Records from a data collection:
|---|

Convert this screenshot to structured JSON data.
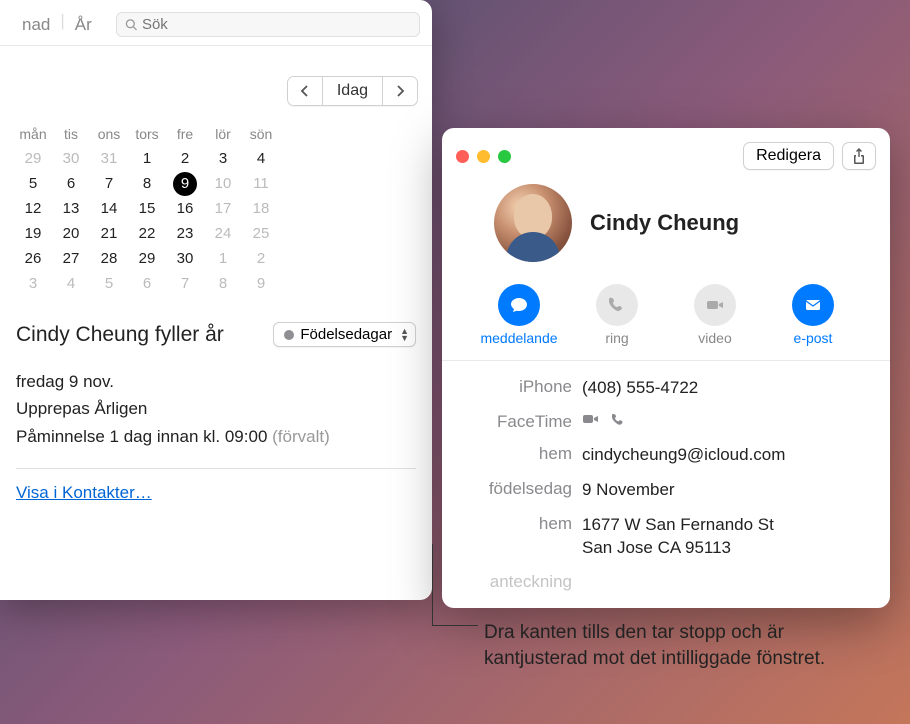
{
  "calendar": {
    "view_tabs": {
      "month": "nad",
      "year": "År"
    },
    "search_placeholder": "Sök",
    "today_label": "Idag",
    "dow": [
      "mån",
      "tis",
      "ons",
      "tors",
      "fre",
      "lör",
      "sön"
    ],
    "weeks": [
      [
        {
          "d": "29",
          "m": true
        },
        {
          "d": "30",
          "m": true
        },
        {
          "d": "31",
          "m": true
        },
        {
          "d": "1"
        },
        {
          "d": "2"
        },
        {
          "d": "3"
        },
        {
          "d": "4"
        }
      ],
      [
        {
          "d": "5"
        },
        {
          "d": "6"
        },
        {
          "d": "7"
        },
        {
          "d": "8"
        },
        {
          "d": "9",
          "t": true
        },
        {
          "d": "10",
          "m": true
        },
        {
          "d": "11",
          "m": true
        }
      ],
      [
        {
          "d": "12"
        },
        {
          "d": "13"
        },
        {
          "d": "14"
        },
        {
          "d": "15"
        },
        {
          "d": "16"
        },
        {
          "d": "17",
          "m": true
        },
        {
          "d": "18",
          "m": true
        }
      ],
      [
        {
          "d": "19"
        },
        {
          "d": "20"
        },
        {
          "d": "21"
        },
        {
          "d": "22"
        },
        {
          "d": "23"
        },
        {
          "d": "24",
          "m": true
        },
        {
          "d": "25",
          "m": true
        }
      ],
      [
        {
          "d": "26"
        },
        {
          "d": "27"
        },
        {
          "d": "28"
        },
        {
          "d": "29"
        },
        {
          "d": "30"
        },
        {
          "d": "1",
          "m": true
        },
        {
          "d": "2",
          "m": true
        }
      ],
      [
        {
          "d": "3",
          "m": true
        },
        {
          "d": "4",
          "m": true
        },
        {
          "d": "5",
          "m": true
        },
        {
          "d": "6",
          "m": true
        },
        {
          "d": "7",
          "m": true
        },
        {
          "d": "8",
          "m": true
        },
        {
          "d": "9",
          "m": true
        }
      ]
    ],
    "event": {
      "title": "Cindy Cheung fyller år",
      "calendar_name": "Födelsedagar",
      "date": "fredag 9 nov.",
      "repeat": "Upprepas Årligen",
      "reminder": "Påminnelse 1 dag innan kl. 09:00",
      "reminder_default": "(förvalt)",
      "show_in_contacts": "Visa i Kontakter…"
    }
  },
  "contacts": {
    "edit": "Redigera",
    "name": "Cindy Cheung",
    "actions": {
      "message": "meddelande",
      "call": "ring",
      "video": "video",
      "email": "e-post"
    },
    "fields": {
      "iphone_label": "iPhone",
      "iphone_value": "(408) 555-4722",
      "facetime_label": "FaceTime",
      "home_email_label": "hem",
      "home_email_value": "cindycheung9@icloud.com",
      "birthday_label": "födelsedag",
      "birthday_value": "9 November",
      "home_addr_label": "hem",
      "home_addr_line1": "1677 W San Fernando St",
      "home_addr_line2": "San Jose CA 95113",
      "note_label": "anteckning"
    }
  },
  "callout": "Dra kanten tills den tar stopp och är kantjusterad mot det intilliggade fönstret."
}
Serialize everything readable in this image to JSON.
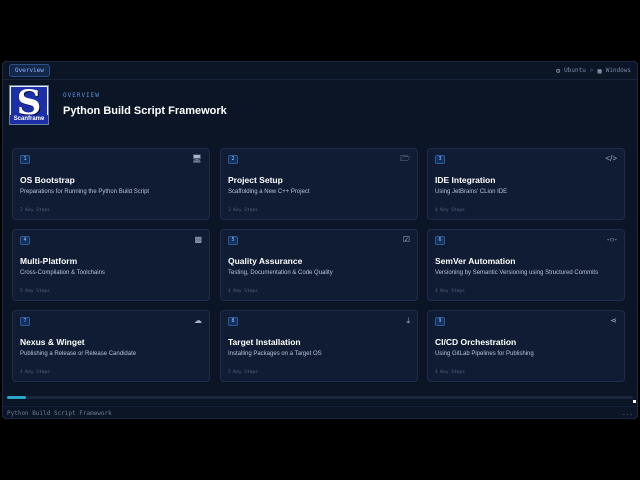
{
  "topbar": {
    "tab_label": "Overview",
    "os": [
      {
        "label": "Ubuntu",
        "icon": "linux-icon"
      },
      {
        "label": "Windows",
        "icon": "windows-icon"
      }
    ],
    "separator": ">"
  },
  "header": {
    "logo_letter": "S",
    "logo_word": "Scanframe",
    "eyebrow": "OVERVIEW",
    "title": "Python Build Script Framework"
  },
  "cards": [
    {
      "num": "1",
      "icon": "monitor-icon",
      "title": "OS Bootstrap",
      "subtitle": "Preparations for Running the Python Build Script",
      "steps": "2 Key Steps"
    },
    {
      "num": "2",
      "icon": "folder-plus-icon",
      "title": "Project Setup",
      "subtitle": "Scaffolding a New C++ Project",
      "steps": "3 Key Steps"
    },
    {
      "num": "3",
      "icon": "code-icon",
      "title": "IDE Integration",
      "subtitle": "Using JetBrains' CLion IDE",
      "steps": "4 Key Steps"
    },
    {
      "num": "4",
      "icon": "cubes-icon",
      "title": "Multi-Platform",
      "subtitle": "Cross-Compilation & Toolchains",
      "steps": "5 Key Steps"
    },
    {
      "num": "5",
      "icon": "clipboard-check-icon",
      "title": "Quality Assurance",
      "subtitle": "Testing, Documentation & Code Quality",
      "steps": "4 Key Steps"
    },
    {
      "num": "6",
      "icon": "commit-icon",
      "title": "SemVer Automation",
      "subtitle": "Versioning by Semantic Versioning using Structured Commits",
      "steps": "4 Key Steps"
    },
    {
      "num": "7",
      "icon": "cloud-upload-icon",
      "title": "Nexus & Winget",
      "subtitle": "Publishing a Release or Release Candidate",
      "steps": "4 Key Steps"
    },
    {
      "num": "8",
      "icon": "download-icon",
      "title": "Target Installation",
      "subtitle": "Installing Packages on a Target OS",
      "steps": "2 Key Steps"
    },
    {
      "num": "9",
      "icon": "pipeline-icon",
      "title": "CI/CD Orchestration",
      "subtitle": "Using GitLab Pipelines for Publishing",
      "steps": "4 Key Steps"
    }
  ],
  "progress": {
    "value": 0.03,
    "color": "#2aa6c8"
  },
  "footer": {
    "left": "Python Build Script Framework",
    "right": "..."
  }
}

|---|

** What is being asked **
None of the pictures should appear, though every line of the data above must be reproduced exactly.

** Your response **
Convert this screenshot to structured JSON data.
{
  "calendar": {
    "view_tabs": {
      "month": "nad",
      "year": "År"
    },
    "search_placeholder": "Sök",
    "today_label": "Idag",
    "dow": [
      "mån",
      "tis",
      "ons",
      "tors",
      "fre",
      "lör",
      "sön"
    ],
    "weeks": [
      [
        {
          "d": "29",
          "m": true
        },
        {
          "d": "30",
          "m": true
        },
        {
          "d": "31",
          "m": true
        },
        {
          "d": "1"
        },
        {
          "d": "2"
        },
        {
          "d": "3"
        },
        {
          "d": "4"
        }
      ],
      [
        {
          "d": "5"
        },
        {
          "d": "6"
        },
        {
          "d": "7"
        },
        {
          "d": "8"
        },
        {
          "d": "9",
          "t": true
        },
        {
          "d": "10",
          "m": true
        },
        {
          "d": "11",
          "m": true
        }
      ],
      [
        {
          "d": "12"
        },
        {
          "d": "13"
        },
        {
          "d": "14"
        },
        {
          "d": "15"
        },
        {
          "d": "16"
        },
        {
          "d": "17",
          "m": true
        },
        {
          "d": "18",
          "m": true
        }
      ],
      [
        {
          "d": "19"
        },
        {
          "d": "20"
        },
        {
          "d": "21"
        },
        {
          "d": "22"
        },
        {
          "d": "23"
        },
        {
          "d": "24",
          "m": true
        },
        {
          "d": "25",
          "m": true
        }
      ],
      [
        {
          "d": "26"
        },
        {
          "d": "27"
        },
        {
          "d": "28"
        },
        {
          "d": "29"
        },
        {
          "d": "30"
        },
        {
          "d": "1",
          "m": true
        },
        {
          "d": "2",
          "m": true
        }
      ],
      [
        {
          "d": "3",
          "m": true
        },
        {
          "d": "4",
          "m": true
        },
        {
          "d": "5",
          "m": true
        },
        {
          "d": "6",
          "m": true
        },
        {
          "d": "7",
          "m": true
        },
        {
          "d": "8",
          "m": true
        },
        {
          "d": "9",
          "m": true
        }
      ]
    ],
    "event": {
      "title": "Cindy Cheung fyller år",
      "calendar_name": "Födelsedagar",
      "date": "fredag 9 nov.",
      "repeat": "Upprepas Årligen",
      "reminder": "Påminnelse 1 dag innan kl. 09:00",
      "reminder_default": "(förvalt)",
      "show_in_contacts": "Visa i Kontakter…"
    }
  },
  "contacts": {
    "edit": "Redigera",
    "name": "Cindy Cheung",
    "actions": {
      "message": "meddelande",
      "call": "ring",
      "video": "video",
      "email": "e-post"
    },
    "fields": {
      "iphone_label": "iPhone",
      "iphone_value": "(408) 555-4722",
      "facetime_label": "FaceTime",
      "home_email_label": "hem",
      "home_email_value": "cindycheung9@icloud.com",
      "birthday_label": "födelsedag",
      "birthday_value": "9 November",
      "home_addr_label": "hem",
      "home_addr_line1": "1677 W San Fernando St",
      "home_addr_line2": "San Jose CA 95113",
      "note_label": "anteckning"
    }
  },
  "callout": "Dra kanten tills den tar stopp och är kantjusterad mot det intilliggade fönstret."
}
Serialize everything readable in this image to JSON.
{
  "topbar": {
    "tab_label": "Overview",
    "os": [
      {
        "label": "Ubuntu",
        "icon": "linux-icon"
      },
      {
        "label": "Windows",
        "icon": "windows-icon"
      }
    ],
    "separator": ">"
  },
  "header": {
    "logo_letter": "S",
    "logo_word": "Scanframe",
    "eyebrow": "OVERVIEW",
    "title": "Python Build Script Framework"
  },
  "cards": [
    {
      "num": "1",
      "icon": "monitor-icon",
      "title": "OS Bootstrap",
      "subtitle": "Preparations for Running the Python Build Script",
      "steps": "2 Key Steps"
    },
    {
      "num": "2",
      "icon": "folder-plus-icon",
      "title": "Project Setup",
      "subtitle": "Scaffolding a New C++ Project",
      "steps": "3 Key Steps"
    },
    {
      "num": "3",
      "icon": "code-icon",
      "title": "IDE Integration",
      "subtitle": "Using JetBrains' CLion IDE",
      "steps": "4 Key Steps"
    },
    {
      "num": "4",
      "icon": "cubes-icon",
      "title": "Multi-Platform",
      "subtitle": "Cross-Compilation & Toolchains",
      "steps": "5 Key Steps"
    },
    {
      "num": "5",
      "icon": "clipboard-check-icon",
      "title": "Quality Assurance",
      "subtitle": "Testing, Documentation & Code Quality",
      "steps": "4 Key Steps"
    },
    {
      "num": "6",
      "icon": "commit-icon",
      "title": "SemVer Automation",
      "subtitle": "Versioning by Semantic Versioning using Structured Commits",
      "steps": "4 Key Steps"
    },
    {
      "num": "7",
      "icon": "cloud-upload-icon",
      "title": "Nexus & Winget",
      "subtitle": "Publishing a Release or Release Candidate",
      "steps": "4 Key Steps"
    },
    {
      "num": "8",
      "icon": "download-icon",
      "title": "Target Installation",
      "subtitle": "Installing Packages on a Target OS",
      "steps": "2 Key Steps"
    },
    {
      "num": "9",
      "icon": "pipeline-icon",
      "title": "CI/CD Orchestration",
      "subtitle": "Using GitLab Pipelines for Publishing",
      "steps": "4 Key Steps"
    }
  ],
  "progress": {
    "value": 0.03,
    "color": "#2aa6c8"
  },
  "footer": {
    "left": "Python Build Script Framework",
    "right": "..."
  }
}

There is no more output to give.